From top to bottom, write out the listing exactly.
RECORDS TO PROCESS: Begin
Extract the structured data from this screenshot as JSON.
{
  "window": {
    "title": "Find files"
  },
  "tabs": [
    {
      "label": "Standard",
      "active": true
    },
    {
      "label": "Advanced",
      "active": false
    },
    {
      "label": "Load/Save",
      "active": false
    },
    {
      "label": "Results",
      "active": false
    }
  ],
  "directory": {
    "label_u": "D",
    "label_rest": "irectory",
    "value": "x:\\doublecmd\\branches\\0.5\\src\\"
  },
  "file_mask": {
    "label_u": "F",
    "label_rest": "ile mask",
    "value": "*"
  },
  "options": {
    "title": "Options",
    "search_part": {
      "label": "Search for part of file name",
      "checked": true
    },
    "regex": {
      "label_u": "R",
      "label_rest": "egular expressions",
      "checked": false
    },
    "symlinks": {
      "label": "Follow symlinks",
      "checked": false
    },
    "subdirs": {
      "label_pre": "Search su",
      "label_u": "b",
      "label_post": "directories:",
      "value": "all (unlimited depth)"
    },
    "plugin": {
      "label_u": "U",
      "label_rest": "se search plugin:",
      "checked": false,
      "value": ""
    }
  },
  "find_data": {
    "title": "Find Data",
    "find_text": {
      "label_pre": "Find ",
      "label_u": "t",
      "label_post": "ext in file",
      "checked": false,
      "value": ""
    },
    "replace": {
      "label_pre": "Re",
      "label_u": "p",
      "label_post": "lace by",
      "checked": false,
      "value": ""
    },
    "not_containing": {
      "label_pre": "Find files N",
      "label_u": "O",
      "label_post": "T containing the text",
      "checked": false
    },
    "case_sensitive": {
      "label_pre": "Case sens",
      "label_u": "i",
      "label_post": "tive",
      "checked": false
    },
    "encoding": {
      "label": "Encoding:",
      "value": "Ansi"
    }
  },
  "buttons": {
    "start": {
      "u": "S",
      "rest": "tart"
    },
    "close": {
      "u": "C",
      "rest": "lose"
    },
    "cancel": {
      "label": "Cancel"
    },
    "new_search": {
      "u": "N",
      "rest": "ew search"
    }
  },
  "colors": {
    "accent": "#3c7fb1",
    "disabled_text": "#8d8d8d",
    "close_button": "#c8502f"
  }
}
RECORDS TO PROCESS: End
▸ **TASK ANSWER**:
Extract the structured data from this screenshot as JSON.
{
  "window": {
    "title": "Find files"
  },
  "tabs": [
    {
      "label": "Standard",
      "active": true
    },
    {
      "label": "Advanced",
      "active": false
    },
    {
      "label": "Load/Save",
      "active": false
    },
    {
      "label": "Results",
      "active": false
    }
  ],
  "directory": {
    "label_u": "D",
    "label_rest": "irectory",
    "value": "x:\\doublecmd\\branches\\0.5\\src\\"
  },
  "file_mask": {
    "label_u": "F",
    "label_rest": "ile mask",
    "value": "*"
  },
  "options": {
    "title": "Options",
    "search_part": {
      "label": "Search for part of file name",
      "checked": true
    },
    "regex": {
      "label_u": "R",
      "label_rest": "egular expressions",
      "checked": false
    },
    "symlinks": {
      "label": "Follow symlinks",
      "checked": false
    },
    "subdirs": {
      "label_pre": "Search su",
      "label_u": "b",
      "label_post": "directories:",
      "value": "all (unlimited depth)"
    },
    "plugin": {
      "label_u": "U",
      "label_rest": "se search plugin:",
      "checked": false,
      "value": ""
    }
  },
  "find_data": {
    "title": "Find Data",
    "find_text": {
      "label_pre": "Find ",
      "label_u": "t",
      "label_post": "ext in file",
      "checked": false,
      "value": ""
    },
    "replace": {
      "label_pre": "Re",
      "label_u": "p",
      "label_post": "lace by",
      "checked": false,
      "value": ""
    },
    "not_containing": {
      "label_pre": "Find files N",
      "label_u": "O",
      "label_post": "T containing the text",
      "checked": false
    },
    "case_sensitive": {
      "label_pre": "Case sens",
      "label_u": "i",
      "label_post": "tive",
      "checked": false
    },
    "encoding": {
      "label": "Encoding:",
      "value": "Ansi"
    }
  },
  "buttons": {
    "start": {
      "u": "S",
      "rest": "tart"
    },
    "close": {
      "u": "C",
      "rest": "lose"
    },
    "cancel": {
      "label": "Cancel"
    },
    "new_search": {
      "u": "N",
      "rest": "ew search"
    }
  },
  "colors": {
    "accent": "#3c7fb1",
    "disabled_text": "#8d8d8d",
    "close_button": "#c8502f"
  }
}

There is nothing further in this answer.